## Your objective
Keep the images out and copy every entry below exactly.

Entries from a dataset of interfaces:

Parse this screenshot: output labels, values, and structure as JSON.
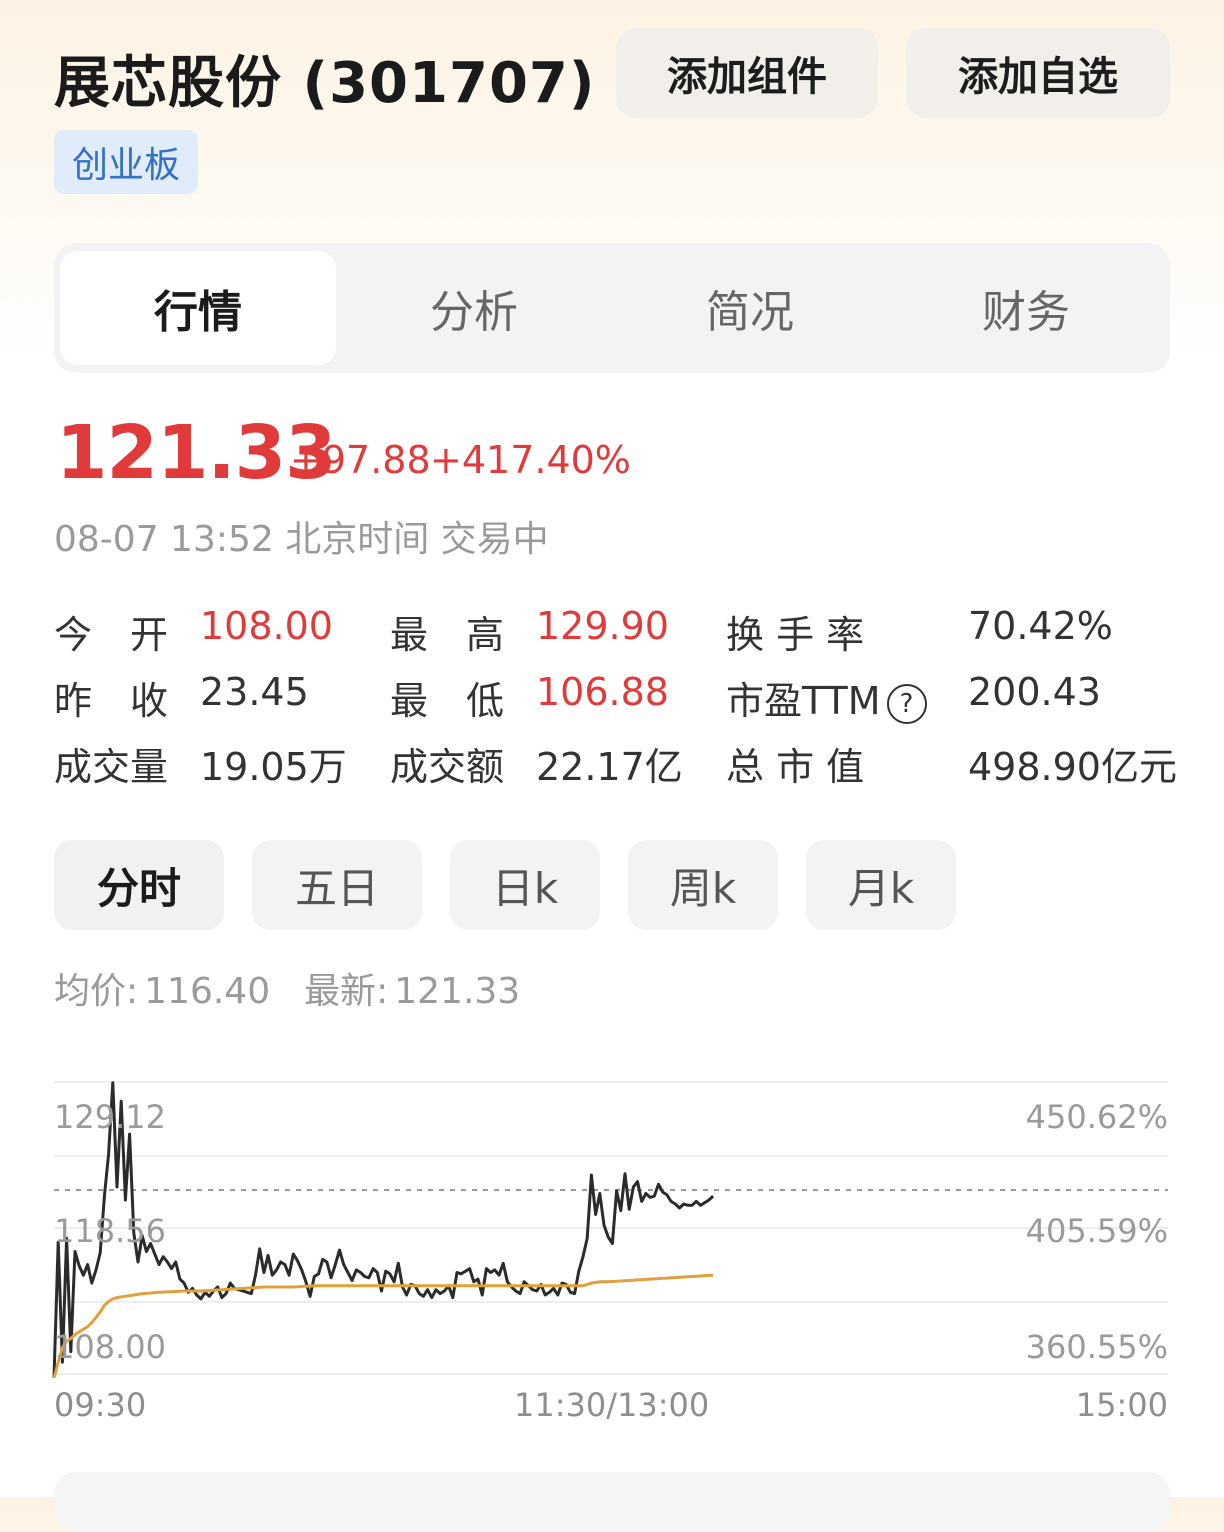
{
  "header": {
    "title": "展芯股份 (301707)",
    "add_widget_label": "添加组件",
    "add_watchlist_label": "添加自选",
    "market_badge": "创业板"
  },
  "tabs": [
    "行情",
    "分析",
    "简况",
    "财务"
  ],
  "quote": {
    "price": "121.33",
    "change": "+97.88",
    "change_pct": "+417.40%",
    "time_status": "08-07 13:52 北京时间 交易中",
    "up_color": "#e03a3a"
  },
  "stats": {
    "open_label": "今　开",
    "open_value": "108.00",
    "high_label": "最　高",
    "high_value": "129.90",
    "turnover_label": "换 手 率",
    "turnover_value": "70.42%",
    "prev_close_label": "昨　收",
    "prev_close_value": "23.45",
    "low_label": "最　低",
    "low_value": "106.88",
    "pe_label": "市盈TTM",
    "pe_value": "200.43",
    "volume_label": "成交量",
    "volume_value": "19.05万",
    "amount_label": "成交额",
    "amount_value": "22.17亿",
    "mcap_label": "总 市 值",
    "mcap_value": "498.90亿元"
  },
  "period_tabs": [
    "分时",
    "五日",
    "日k",
    "周k",
    "月k"
  ],
  "legend": {
    "avg_label": "均价:",
    "avg_value": "116.40",
    "latest_label": "最新:",
    "latest_value": "121.33"
  },
  "chart_data": {
    "type": "line",
    "y_left_ticks": [
      "129.12",
      "118.56",
      "108.00"
    ],
    "y_right_ticks": [
      "450.62%",
      "405.59%",
      "360.55%"
    ],
    "x_ticks": [
      "09:30",
      "11:30/13:00",
      "15:00"
    ],
    "ylim": [
      108.0,
      129.12
    ],
    "prev_close_ref": 121.9,
    "series": [
      {
        "color": "#2b2b2b",
        "values": [
          108.0,
          118.3,
          109.2,
          118.6,
          110.0,
          117.6,
          116.5,
          115.8,
          116.6,
          115.2,
          116.2,
          117.5,
          121.8,
          125.0,
          130.4,
          122.5,
          129.0,
          121.5,
          126.5,
          119.0,
          116.8,
          118.8,
          117.6,
          118.2,
          117.4,
          116.6,
          117.2,
          116.8,
          116.3,
          116.8,
          115.5,
          115.2,
          114.5,
          114.8,
          114.3,
          114.0,
          114.5,
          114.2,
          114.6,
          114.9,
          114.1,
          114.4,
          115.2,
          114.8,
          114.7,
          114.6,
          114.5,
          114.4,
          115.8,
          117.8,
          116.0,
          117.3,
          115.8,
          116.2,
          116.8,
          116.6,
          115.8,
          117.4,
          116.9,
          116.2,
          115.3,
          114.2,
          115.7,
          115.9,
          117.0,
          116.8,
          115.6,
          116.6,
          117.7,
          116.6,
          116.0,
          115.4,
          116.2,
          116.0,
          115.7,
          115.6,
          116.3,
          116.0,
          114.6,
          116.1,
          115.9,
          115.3,
          116.7,
          114.9,
          114.3,
          115.1,
          115.0,
          114.4,
          114.2,
          114.7,
          114.1,
          114.7,
          114.4,
          114.6,
          115.0,
          114.1,
          116.0,
          115.9,
          116.1,
          116.3,
          115.3,
          115.5,
          114.3,
          116.3,
          116.0,
          116.2,
          115.8,
          116.7,
          115.3,
          114.9,
          114.6,
          114.4,
          115.3,
          115.0,
          114.7,
          114.6,
          115.1,
          114.3,
          114.5,
          114.8,
          114.3,
          115.2,
          115.1,
          114.5,
          114.4,
          116.1,
          117.2,
          118.6,
          123.4,
          120.4,
          122.0,
          119.6,
          118.7,
          118.2,
          122.2,
          120.7,
          123.5,
          120.8,
          122.5,
          122.9,
          121.4,
          122.0,
          121.7,
          121.8,
          122.7,
          122.1,
          121.9,
          121.4,
          121.2,
          120.9,
          121.2,
          121.1,
          121.1,
          121.4,
          121.1,
          121.3,
          121.5,
          121.8
        ]
      },
      {
        "color": "#e3a03a",
        "values": [
          108.0,
          109.2,
          110.3,
          110.8,
          111.0,
          111.3,
          111.5,
          111.7,
          111.9,
          112.2,
          112.6,
          113.0,
          113.5,
          113.8,
          114.0,
          114.1,
          114.15,
          114.2,
          114.25,
          114.3,
          114.35,
          114.4,
          114.42,
          114.45,
          114.48,
          114.5,
          114.52,
          114.54,
          114.55,
          114.56,
          114.58,
          114.6,
          114.6,
          114.6,
          114.6,
          114.6,
          114.62,
          114.64,
          114.66,
          114.68,
          114.7,
          114.72,
          114.74,
          114.76,
          114.78,
          114.8,
          114.82,
          114.84,
          114.86,
          114.88,
          114.9,
          114.9,
          114.9,
          114.9,
          114.9,
          114.9,
          114.9,
          114.9,
          114.92,
          114.94,
          114.96,
          114.98,
          115.0,
          115.0,
          115.0,
          115.0,
          115.0,
          115.0,
          115.0,
          115.0,
          115.0,
          115.0,
          115.0,
          115.0,
          115.0,
          115.0,
          115.0,
          115.0,
          115.0,
          115.0,
          115.0,
          115.0,
          115.0,
          115.0,
          115.0,
          115.0,
          115.0,
          115.0,
          115.0,
          115.0,
          115.0,
          115.0,
          115.0,
          115.0,
          115.0,
          115.0,
          115.0,
          115.0,
          115.0,
          115.0,
          115.0,
          115.0,
          115.0,
          115.0,
          115.0,
          115.0,
          115.0,
          115.0,
          115.0,
          115.0,
          115.0,
          115.0,
          115.0,
          115.0,
          115.0,
          115.0,
          115.0,
          115.0,
          115.0,
          115.0,
          115.0,
          115.0,
          115.0,
          115.0,
          115.0,
          115.0,
          115.0,
          115.1,
          115.2,
          115.25,
          115.3,
          115.3,
          115.3,
          115.32,
          115.34,
          115.36,
          115.38,
          115.4,
          115.42,
          115.44,
          115.46,
          115.48,
          115.5,
          115.52,
          115.54,
          115.56,
          115.58,
          115.6,
          115.62,
          115.64,
          115.66,
          115.68,
          115.7,
          115.72,
          115.74,
          115.76,
          115.78,
          115.8
        ]
      }
    ]
  }
}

## Result below
Parse this screenshot: output labels, values, and structure as JSON.
{
  "header": {
    "title": "展芯股份 (301707)",
    "add_widget_label": "添加组件",
    "add_watchlist_label": "添加自选",
    "market_badge": "创业板"
  },
  "tabs": [
    "行情",
    "分析",
    "简况",
    "财务"
  ],
  "quote": {
    "price": "121.33",
    "change": "+97.88",
    "change_pct": "+417.40%",
    "time_status": "08-07 13:52 北京时间 交易中",
    "up_color": "#e03a3a"
  },
  "stats": {
    "open_label": "今　开",
    "open_value": "108.00",
    "high_label": "最　高",
    "high_value": "129.90",
    "turnover_label": "换 手 率",
    "turnover_value": "70.42%",
    "prev_close_label": "昨　收",
    "prev_close_value": "23.45",
    "low_label": "最　低",
    "low_value": "106.88",
    "pe_label": "市盈TTM",
    "pe_value": "200.43",
    "volume_label": "成交量",
    "volume_value": "19.05万",
    "amount_label": "成交额",
    "amount_value": "22.17亿",
    "mcap_label": "总 市 值",
    "mcap_value": "498.90亿元"
  },
  "period_tabs": [
    "分时",
    "五日",
    "日k",
    "周k",
    "月k"
  ],
  "legend": {
    "avg_label": "均价:",
    "avg_value": "116.40",
    "latest_label": "最新:",
    "latest_value": "121.33"
  },
  "chart_data": {
    "type": "line",
    "y_left_ticks": [
      "129.12",
      "118.56",
      "108.00"
    ],
    "y_right_ticks": [
      "450.62%",
      "405.59%",
      "360.55%"
    ],
    "x_ticks": [
      "09:30",
      "11:30/13:00",
      "15:00"
    ],
    "ylim": [
      108.0,
      129.12
    ],
    "prev_close_ref": 121.9,
    "series": [
      {
        "color": "#2b2b2b",
        "values": [
          108.0,
          118.3,
          109.2,
          118.6,
          110.0,
          117.6,
          116.5,
          115.8,
          116.6,
          115.2,
          116.2,
          117.5,
          121.8,
          125.0,
          130.4,
          122.5,
          129.0,
          121.5,
          126.5,
          119.0,
          116.8,
          118.8,
          117.6,
          118.2,
          117.4,
          116.6,
          117.2,
          116.8,
          116.3,
          116.8,
          115.5,
          115.2,
          114.5,
          114.8,
          114.3,
          114.0,
          114.5,
          114.2,
          114.6,
          114.9,
          114.1,
          114.4,
          115.2,
          114.8,
          114.7,
          114.6,
          114.5,
          114.4,
          115.8,
          117.8,
          116.0,
          117.3,
          115.8,
          116.2,
          116.8,
          116.6,
          115.8,
          117.4,
          116.9,
          116.2,
          115.3,
          114.2,
          115.7,
          115.9,
          117.0,
          116.8,
          115.6,
          116.6,
          117.7,
          116.6,
          116.0,
          115.4,
          116.2,
          116.0,
          115.7,
          115.6,
          116.3,
          116.0,
          114.6,
          116.1,
          115.9,
          115.3,
          116.7,
          114.9,
          114.3,
          115.1,
          115.0,
          114.4,
          114.2,
          114.7,
          114.1,
          114.7,
          114.4,
          114.6,
          115.0,
          114.1,
          116.0,
          115.9,
          116.1,
          116.3,
          115.3,
          115.5,
          114.3,
          116.3,
          116.0,
          116.2,
          115.8,
          116.7,
          115.3,
          114.9,
          114.6,
          114.4,
          115.3,
          115.0,
          114.7,
          114.6,
          115.1,
          114.3,
          114.5,
          114.8,
          114.3,
          115.2,
          115.1,
          114.5,
          114.4,
          116.1,
          117.2,
          118.6,
          123.4,
          120.4,
          122.0,
          119.6,
          118.7,
          118.2,
          122.2,
          120.7,
          123.5,
          120.8,
          122.5,
          122.9,
          121.4,
          122.0,
          121.7,
          121.8,
          122.7,
          122.1,
          121.9,
          121.4,
          121.2,
          120.9,
          121.2,
          121.1,
          121.1,
          121.4,
          121.1,
          121.3,
          121.5,
          121.8
        ]
      },
      {
        "color": "#e3a03a",
        "values": [
          108.0,
          109.2,
          110.3,
          110.8,
          111.0,
          111.3,
          111.5,
          111.7,
          111.9,
          112.2,
          112.6,
          113.0,
          113.5,
          113.8,
          114.0,
          114.1,
          114.15,
          114.2,
          114.25,
          114.3,
          114.35,
          114.4,
          114.42,
          114.45,
          114.48,
          114.5,
          114.52,
          114.54,
          114.55,
          114.56,
          114.58,
          114.6,
          114.6,
          114.6,
          114.6,
          114.6,
          114.62,
          114.64,
          114.66,
          114.68,
          114.7,
          114.72,
          114.74,
          114.76,
          114.78,
          114.8,
          114.82,
          114.84,
          114.86,
          114.88,
          114.9,
          114.9,
          114.9,
          114.9,
          114.9,
          114.9,
          114.9,
          114.9,
          114.92,
          114.94,
          114.96,
          114.98,
          115.0,
          115.0,
          115.0,
          115.0,
          115.0,
          115.0,
          115.0,
          115.0,
          115.0,
          115.0,
          115.0,
          115.0,
          115.0,
          115.0,
          115.0,
          115.0,
          115.0,
          115.0,
          115.0,
          115.0,
          115.0,
          115.0,
          115.0,
          115.0,
          115.0,
          115.0,
          115.0,
          115.0,
          115.0,
          115.0,
          115.0,
          115.0,
          115.0,
          115.0,
          115.0,
          115.0,
          115.0,
          115.0,
          115.0,
          115.0,
          115.0,
          115.0,
          115.0,
          115.0,
          115.0,
          115.0,
          115.0,
          115.0,
          115.0,
          115.0,
          115.0,
          115.0,
          115.0,
          115.0,
          115.0,
          115.0,
          115.0,
          115.0,
          115.0,
          115.0,
          115.0,
          115.0,
          115.0,
          115.0,
          115.0,
          115.1,
          115.2,
          115.25,
          115.3,
          115.3,
          115.3,
          115.32,
          115.34,
          115.36,
          115.38,
          115.4,
          115.42,
          115.44,
          115.46,
          115.48,
          115.5,
          115.52,
          115.54,
          115.56,
          115.58,
          115.6,
          115.62,
          115.64,
          115.66,
          115.68,
          115.7,
          115.72,
          115.74,
          115.76,
          115.78,
          115.8
        ]
      }
    ]
  }
}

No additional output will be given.